Top of WORKING DATA

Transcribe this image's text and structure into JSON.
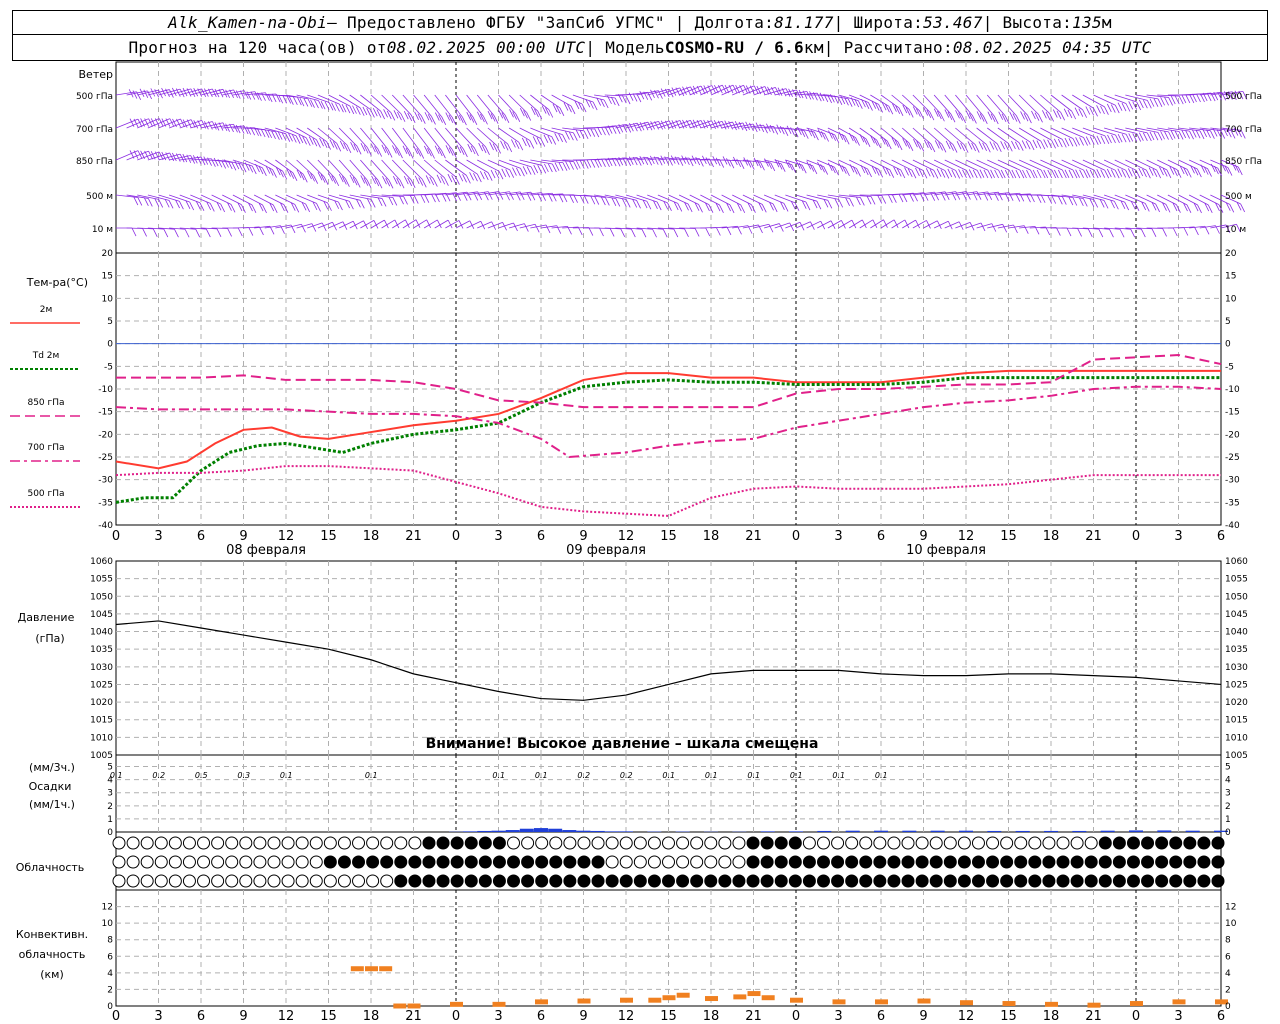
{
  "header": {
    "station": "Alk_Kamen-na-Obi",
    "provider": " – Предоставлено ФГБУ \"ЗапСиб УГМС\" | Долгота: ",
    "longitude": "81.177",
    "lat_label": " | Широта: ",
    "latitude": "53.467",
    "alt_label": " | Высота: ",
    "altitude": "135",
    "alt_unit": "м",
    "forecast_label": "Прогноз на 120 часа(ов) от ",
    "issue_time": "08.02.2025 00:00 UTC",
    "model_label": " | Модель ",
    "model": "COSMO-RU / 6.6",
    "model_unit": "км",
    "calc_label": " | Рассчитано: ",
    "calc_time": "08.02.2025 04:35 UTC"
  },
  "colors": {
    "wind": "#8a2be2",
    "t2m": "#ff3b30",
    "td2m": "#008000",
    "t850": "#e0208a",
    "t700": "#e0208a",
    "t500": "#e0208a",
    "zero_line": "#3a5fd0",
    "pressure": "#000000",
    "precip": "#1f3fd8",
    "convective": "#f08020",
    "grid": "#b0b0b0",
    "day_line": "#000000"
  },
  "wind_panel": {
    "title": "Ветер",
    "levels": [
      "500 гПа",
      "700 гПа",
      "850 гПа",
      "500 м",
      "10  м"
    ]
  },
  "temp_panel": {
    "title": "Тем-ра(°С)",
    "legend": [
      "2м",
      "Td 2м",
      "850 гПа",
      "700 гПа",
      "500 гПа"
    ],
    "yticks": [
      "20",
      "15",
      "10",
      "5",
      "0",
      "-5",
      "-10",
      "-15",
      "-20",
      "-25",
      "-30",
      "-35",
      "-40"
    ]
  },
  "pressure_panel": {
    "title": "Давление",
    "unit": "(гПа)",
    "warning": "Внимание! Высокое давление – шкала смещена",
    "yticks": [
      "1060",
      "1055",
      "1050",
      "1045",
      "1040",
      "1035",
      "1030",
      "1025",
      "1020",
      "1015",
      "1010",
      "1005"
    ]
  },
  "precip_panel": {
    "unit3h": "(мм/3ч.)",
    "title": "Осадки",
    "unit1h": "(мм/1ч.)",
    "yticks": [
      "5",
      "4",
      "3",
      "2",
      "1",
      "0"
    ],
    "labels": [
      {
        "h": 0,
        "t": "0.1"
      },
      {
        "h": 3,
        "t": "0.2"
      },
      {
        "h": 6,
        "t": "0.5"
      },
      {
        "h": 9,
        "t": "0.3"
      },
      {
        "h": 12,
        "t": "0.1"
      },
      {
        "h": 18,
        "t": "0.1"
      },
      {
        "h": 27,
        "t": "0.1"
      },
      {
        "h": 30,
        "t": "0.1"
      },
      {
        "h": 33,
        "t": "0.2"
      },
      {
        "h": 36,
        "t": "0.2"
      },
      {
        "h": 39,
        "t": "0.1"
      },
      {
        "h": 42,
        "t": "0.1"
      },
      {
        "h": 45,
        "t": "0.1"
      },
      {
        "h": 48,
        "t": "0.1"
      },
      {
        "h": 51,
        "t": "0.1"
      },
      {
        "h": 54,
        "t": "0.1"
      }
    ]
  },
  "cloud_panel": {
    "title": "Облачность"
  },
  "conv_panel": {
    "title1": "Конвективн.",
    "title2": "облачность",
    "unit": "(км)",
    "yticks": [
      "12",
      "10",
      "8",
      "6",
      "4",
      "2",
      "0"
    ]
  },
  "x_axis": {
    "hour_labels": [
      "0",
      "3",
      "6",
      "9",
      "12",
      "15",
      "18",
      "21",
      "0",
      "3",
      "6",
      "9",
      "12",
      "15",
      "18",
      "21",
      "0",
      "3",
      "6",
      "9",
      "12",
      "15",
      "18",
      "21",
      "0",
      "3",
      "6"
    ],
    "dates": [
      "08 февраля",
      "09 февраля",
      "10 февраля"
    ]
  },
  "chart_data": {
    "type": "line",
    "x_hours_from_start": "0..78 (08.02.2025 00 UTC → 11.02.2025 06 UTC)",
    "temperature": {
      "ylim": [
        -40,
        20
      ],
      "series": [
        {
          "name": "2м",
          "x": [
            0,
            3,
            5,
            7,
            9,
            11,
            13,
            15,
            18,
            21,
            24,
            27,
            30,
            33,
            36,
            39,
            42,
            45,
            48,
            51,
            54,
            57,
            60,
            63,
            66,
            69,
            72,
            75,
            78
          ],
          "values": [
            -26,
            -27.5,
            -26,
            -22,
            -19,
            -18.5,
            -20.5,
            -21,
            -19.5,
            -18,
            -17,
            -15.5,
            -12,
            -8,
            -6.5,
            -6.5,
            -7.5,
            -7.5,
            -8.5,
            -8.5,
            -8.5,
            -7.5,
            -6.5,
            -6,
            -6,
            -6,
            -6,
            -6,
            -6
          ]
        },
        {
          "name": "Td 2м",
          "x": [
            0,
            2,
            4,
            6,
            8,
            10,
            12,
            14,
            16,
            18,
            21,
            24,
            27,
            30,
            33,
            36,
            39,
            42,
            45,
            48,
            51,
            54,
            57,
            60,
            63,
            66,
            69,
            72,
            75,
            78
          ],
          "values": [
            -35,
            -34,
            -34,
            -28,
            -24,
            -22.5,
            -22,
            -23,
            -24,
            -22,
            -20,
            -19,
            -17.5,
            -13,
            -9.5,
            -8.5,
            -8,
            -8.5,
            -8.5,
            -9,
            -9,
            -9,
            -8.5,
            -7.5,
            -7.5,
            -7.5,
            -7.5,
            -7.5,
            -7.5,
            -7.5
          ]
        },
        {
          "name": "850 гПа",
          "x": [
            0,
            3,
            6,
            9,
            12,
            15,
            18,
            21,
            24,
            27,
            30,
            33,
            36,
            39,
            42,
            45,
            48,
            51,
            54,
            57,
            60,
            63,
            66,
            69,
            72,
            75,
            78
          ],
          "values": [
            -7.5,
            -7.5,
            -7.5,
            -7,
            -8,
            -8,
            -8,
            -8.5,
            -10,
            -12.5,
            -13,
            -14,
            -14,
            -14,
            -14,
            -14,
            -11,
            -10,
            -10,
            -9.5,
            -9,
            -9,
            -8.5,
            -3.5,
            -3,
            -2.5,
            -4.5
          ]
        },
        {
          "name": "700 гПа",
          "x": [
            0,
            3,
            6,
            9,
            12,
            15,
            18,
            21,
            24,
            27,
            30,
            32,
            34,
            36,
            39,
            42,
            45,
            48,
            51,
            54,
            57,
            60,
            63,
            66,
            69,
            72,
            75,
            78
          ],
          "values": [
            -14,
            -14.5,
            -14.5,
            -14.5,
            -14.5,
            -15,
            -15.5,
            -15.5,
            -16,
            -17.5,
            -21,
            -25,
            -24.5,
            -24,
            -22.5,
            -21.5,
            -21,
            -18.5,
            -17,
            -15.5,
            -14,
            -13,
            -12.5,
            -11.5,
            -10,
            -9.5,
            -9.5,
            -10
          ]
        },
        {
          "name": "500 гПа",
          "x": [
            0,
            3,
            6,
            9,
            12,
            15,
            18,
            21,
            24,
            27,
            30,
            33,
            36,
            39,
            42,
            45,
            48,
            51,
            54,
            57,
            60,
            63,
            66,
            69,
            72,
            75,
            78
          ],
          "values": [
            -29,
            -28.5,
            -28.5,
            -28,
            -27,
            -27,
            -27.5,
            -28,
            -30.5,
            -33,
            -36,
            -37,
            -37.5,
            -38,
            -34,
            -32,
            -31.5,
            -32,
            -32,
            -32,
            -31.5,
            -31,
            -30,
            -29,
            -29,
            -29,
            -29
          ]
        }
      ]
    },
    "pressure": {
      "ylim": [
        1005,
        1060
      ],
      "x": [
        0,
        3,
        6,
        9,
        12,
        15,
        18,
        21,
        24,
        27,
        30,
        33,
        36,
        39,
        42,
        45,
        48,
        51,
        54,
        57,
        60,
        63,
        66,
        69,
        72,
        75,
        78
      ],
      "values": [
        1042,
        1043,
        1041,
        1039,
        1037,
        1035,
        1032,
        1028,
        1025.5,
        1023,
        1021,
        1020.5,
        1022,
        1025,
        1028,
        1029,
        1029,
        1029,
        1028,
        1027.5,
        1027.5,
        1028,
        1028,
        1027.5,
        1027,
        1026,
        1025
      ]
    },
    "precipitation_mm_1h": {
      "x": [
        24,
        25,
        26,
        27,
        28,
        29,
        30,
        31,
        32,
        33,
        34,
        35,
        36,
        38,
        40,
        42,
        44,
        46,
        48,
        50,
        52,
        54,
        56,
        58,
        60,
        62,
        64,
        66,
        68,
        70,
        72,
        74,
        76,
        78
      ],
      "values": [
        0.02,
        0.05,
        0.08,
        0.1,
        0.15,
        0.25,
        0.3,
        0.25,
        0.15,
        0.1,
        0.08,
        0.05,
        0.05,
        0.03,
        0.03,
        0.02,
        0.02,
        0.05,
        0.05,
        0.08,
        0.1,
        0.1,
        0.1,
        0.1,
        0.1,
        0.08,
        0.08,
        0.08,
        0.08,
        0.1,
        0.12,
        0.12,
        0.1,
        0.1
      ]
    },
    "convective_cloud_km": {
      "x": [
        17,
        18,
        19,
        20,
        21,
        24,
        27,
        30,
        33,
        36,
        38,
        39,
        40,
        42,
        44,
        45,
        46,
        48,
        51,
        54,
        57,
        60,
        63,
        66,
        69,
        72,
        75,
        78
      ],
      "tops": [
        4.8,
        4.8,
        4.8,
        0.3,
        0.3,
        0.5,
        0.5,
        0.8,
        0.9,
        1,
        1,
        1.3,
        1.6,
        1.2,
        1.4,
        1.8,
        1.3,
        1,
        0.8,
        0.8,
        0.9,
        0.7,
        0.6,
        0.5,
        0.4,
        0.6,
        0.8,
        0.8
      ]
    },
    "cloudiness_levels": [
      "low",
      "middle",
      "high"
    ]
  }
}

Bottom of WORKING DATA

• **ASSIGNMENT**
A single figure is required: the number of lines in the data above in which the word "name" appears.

• **ANSWER AREA**
5